Charterhouse Lane was a narrow road marking the passage between St. John’s Street and one of three gates to the London Charterhouse. The lane began as an alleyway intersecting with St. John’s Street north of Smithfield before broadening as it arched north towards the London Charterhouse. The street earned its name due to its proximity to the London Charterhouse, which housed Carthusian monks prior to the dissolution of London monasteries between 1536 and 1541 (Temple).1 In his Survey of London (1603), John Stow describes Charterhouse Lane only as a passageway to the London Charterhouse, writing
[a] little without the Barres of West Smithfield is Charterhouse lane, so called, for that it leadeth to the said plot of the late dissolved Monastery2(Stow). Indeed, much of Charterhouse Lane’s historical reputation derives from its proximity to the Charterhouse. Little is known about Charterhouse Lane prior to the sixteenth-century, when the Charterhouse became a site of religious controversy. Historical records of Charterhouse Lane proliferate after the 1536 Act of Supremacy, which saw the dissolution of the London Carthusians and the Charterhouse monastery in 1537.
In the wake of dissolution, Charterhouse Lane became increasingly associated with poverty and illicit behavior. Tenements and courts grew out of the narrow alleys intersecting with the street, packing in residences (see above), which met the demand for cheap housing. The most notorious of these tenements was Frogwell Court, known for its cramped and squalid living conditions (Temple). In 1620, magistrates dubbed the lane a prominent space for prostitution (Temple). Charterhouse Lane was also known for its array of taverns and alehouses.3 These taverns were smaller than some others in the area but were nevertheless riddled with drunken debauchery and crime (Stow). In 1650, John Reading alluded to this lane in The Ranters Ranting, a satirical description of a radical group known as the Ranters who denied church authority in favor of pantheistic views. The title page reveals the cunning tendencies of the Ranters to steal food while pretending to be good-spirited (see below). In the text, Reading describes their adventures, writing,
This Song being ended, they went to revelling till ten of the clock the next day, by which time, they having ſatiſfied themselves with chamber exerciſe, they fetcht a walk towards Smithfield, and went into Charter-houſe lane, where they had a leſſon played on the Organs, danced mixed dances [...] After this, ſome of the creatures went into rooms apart to milk and fodder; and others (whose chiefeſt pleasure was in drinking) ſung [a] catch.
(Reading sig. A3v)

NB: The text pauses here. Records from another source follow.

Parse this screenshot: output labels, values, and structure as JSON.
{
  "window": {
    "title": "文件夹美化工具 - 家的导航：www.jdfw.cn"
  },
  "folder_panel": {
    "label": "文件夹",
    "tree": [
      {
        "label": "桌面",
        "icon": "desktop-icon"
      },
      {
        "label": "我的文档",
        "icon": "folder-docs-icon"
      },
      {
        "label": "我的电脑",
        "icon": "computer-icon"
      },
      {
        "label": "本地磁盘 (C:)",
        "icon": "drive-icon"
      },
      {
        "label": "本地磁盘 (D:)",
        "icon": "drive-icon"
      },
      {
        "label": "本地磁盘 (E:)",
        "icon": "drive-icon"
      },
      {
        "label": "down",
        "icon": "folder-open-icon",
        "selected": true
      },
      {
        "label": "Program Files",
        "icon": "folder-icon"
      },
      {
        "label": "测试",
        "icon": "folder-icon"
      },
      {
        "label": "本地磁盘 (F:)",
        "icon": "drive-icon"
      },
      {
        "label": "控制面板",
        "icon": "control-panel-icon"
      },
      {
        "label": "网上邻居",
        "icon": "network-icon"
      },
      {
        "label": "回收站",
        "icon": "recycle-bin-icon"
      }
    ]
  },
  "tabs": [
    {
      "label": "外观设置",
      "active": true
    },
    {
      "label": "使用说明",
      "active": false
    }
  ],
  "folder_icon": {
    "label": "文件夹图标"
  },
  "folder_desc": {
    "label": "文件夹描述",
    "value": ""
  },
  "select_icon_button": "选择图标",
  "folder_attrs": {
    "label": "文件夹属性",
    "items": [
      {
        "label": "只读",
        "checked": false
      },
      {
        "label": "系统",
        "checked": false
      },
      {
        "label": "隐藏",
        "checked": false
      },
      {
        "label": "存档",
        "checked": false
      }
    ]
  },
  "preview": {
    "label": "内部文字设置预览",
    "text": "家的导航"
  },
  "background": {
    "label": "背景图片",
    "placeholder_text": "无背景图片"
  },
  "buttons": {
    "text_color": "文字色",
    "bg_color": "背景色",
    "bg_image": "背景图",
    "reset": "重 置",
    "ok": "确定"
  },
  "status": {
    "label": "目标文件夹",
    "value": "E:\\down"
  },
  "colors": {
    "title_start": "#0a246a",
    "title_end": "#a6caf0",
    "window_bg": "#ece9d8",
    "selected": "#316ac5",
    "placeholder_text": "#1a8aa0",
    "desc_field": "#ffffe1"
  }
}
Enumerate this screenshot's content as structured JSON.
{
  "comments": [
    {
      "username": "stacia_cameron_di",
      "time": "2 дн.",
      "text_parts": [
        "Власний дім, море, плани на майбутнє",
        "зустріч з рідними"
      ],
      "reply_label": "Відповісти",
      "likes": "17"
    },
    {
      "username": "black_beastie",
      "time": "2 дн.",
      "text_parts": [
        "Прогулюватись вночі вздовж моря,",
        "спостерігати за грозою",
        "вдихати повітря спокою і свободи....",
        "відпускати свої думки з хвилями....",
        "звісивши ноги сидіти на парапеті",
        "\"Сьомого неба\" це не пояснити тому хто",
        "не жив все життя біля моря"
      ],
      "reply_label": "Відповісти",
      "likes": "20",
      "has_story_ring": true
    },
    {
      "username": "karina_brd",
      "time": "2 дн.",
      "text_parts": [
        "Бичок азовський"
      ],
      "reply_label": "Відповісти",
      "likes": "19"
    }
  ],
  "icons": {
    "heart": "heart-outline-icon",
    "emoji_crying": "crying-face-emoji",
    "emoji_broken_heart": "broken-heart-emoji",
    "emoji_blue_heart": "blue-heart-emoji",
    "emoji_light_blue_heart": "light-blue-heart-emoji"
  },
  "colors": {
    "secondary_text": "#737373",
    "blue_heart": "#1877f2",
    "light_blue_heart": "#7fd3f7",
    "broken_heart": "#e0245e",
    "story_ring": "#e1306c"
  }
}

Reading’s fictional account of the Ranters suggests that Charterhouse Lane would not be a surprising location for careless partying. Although not as renowned as other areas of public drinking, Charterhouse Lane was nonetheless associated with
mixed dancesand the
chiefest pleasureof alcohol, perhaps as a result of its impoverished reputation.
Charterhouse Lane was relatively unaffected by the Great Fire of 1666. In 1764, the lane was broadened (Temple). In 1775, improvement commissioners purchased and subsequently demolished Frogwell Court and many of the area’s alcohol distilleries (Temple). Finally, in 1869, Charterhouse Lane was demolished for the expansion of Smithfield Market and replaced with a newly structured Charterhouse Street (Temple).
- Reading, John. The Ranters Ranting. London: Printed by B. Alsop, 1650. Wing R450. Reprint. Early English Books Online. Web.
- Stow, John. A Survey of London. Reprinted from the Text of 1603. Ed. Charles Lethbridge Kingsford. 2 vols. Oxford: Clarendon, 1908. Reprint. British History Online. Subscription. [Kingsford edition, courtesy of The Centre for Metropolitan History. Articles written 2011 or later cite from this searchable transcription. In the in-text parenthetical reference (Stow; BHO), click on BHO to go directly to the page containing the quotation or source.]
- Temple, Phillip, ed. South and East Clerkenwell. Survey of London. Vol. 46. London: London County Council, 2008. Reprint. British History Online. Open.
Last modification: 2016-06-06 15:39:18 -0700 (Mon, 06 Jun 2016) (mholmes)